  1. Initial Call – We would seek to arrange an initial call with you to further explain what the introduction of an EOT means for both the company, its shareholders and its employees. This would also be an opportunity for us to answer any initial questions you have and also learn about you and your company so we can advise on which route will be most beneficial for you and your company.
  2. Initial Report – After the initial call we would produce a detailed note on the potential routes that would be available to your company, including an EOT as well as other potential routes such as an employee share scheme. This note would outline the different options and the tax implications for each: the company, the shareholders and the employees.
  3. Follow up call – We would then seek to arrange a follow up call to go through any further queries you have once we have collectively decided on the optimal route for your company we would then liaise with the appropriate corporate lawyers to discuss the legal aspects of any share restructure.
  4. Final report – Hamilton Blake would then produce a final report outlining the steps we intend to take and the tax implications of each stage. Should a purchase of shares be the preferred route this note would outline each of the legislative conditions and how they are satisfied.
  5. Drafting of clearance application – Upon a final review of the final report, we would then draft a clearance application to HMRC which would out outline each of the legislative conditions and how they are satisfied, such that you receive capital treatment on the disposal.
  6. Liaising with HMRC and corporate lawyers – HMRC will then either agree or disagree with our tax analysis or request further information. Once we receive clearance from HMRC, we will liaise with the appropriate corporate lawyers to draft all the necessary documentation.
  7. Implementation – Once all the legal documentation has been drafted we would then be in position to implement the introduction of an EOT and complete the trusts acquisition of the issued share capital in the company.

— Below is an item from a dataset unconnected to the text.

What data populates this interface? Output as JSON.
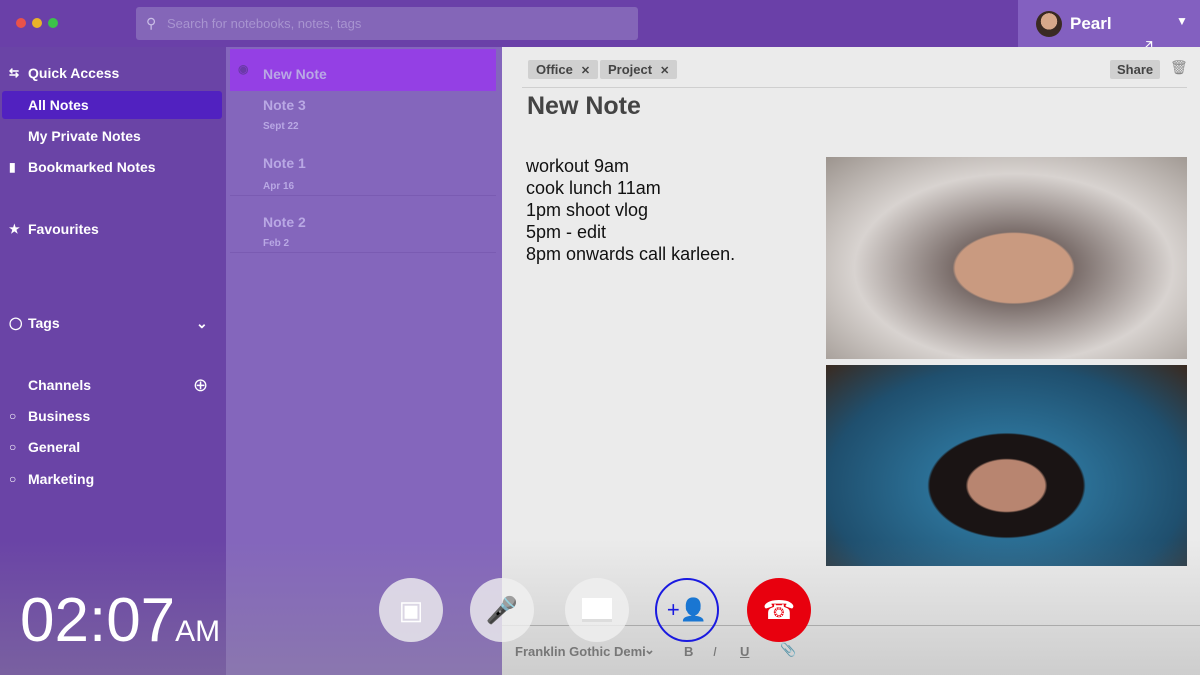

Should you have any queries about the process or whether a EOT may the right route for you and your company then please do not hesitate to contact us.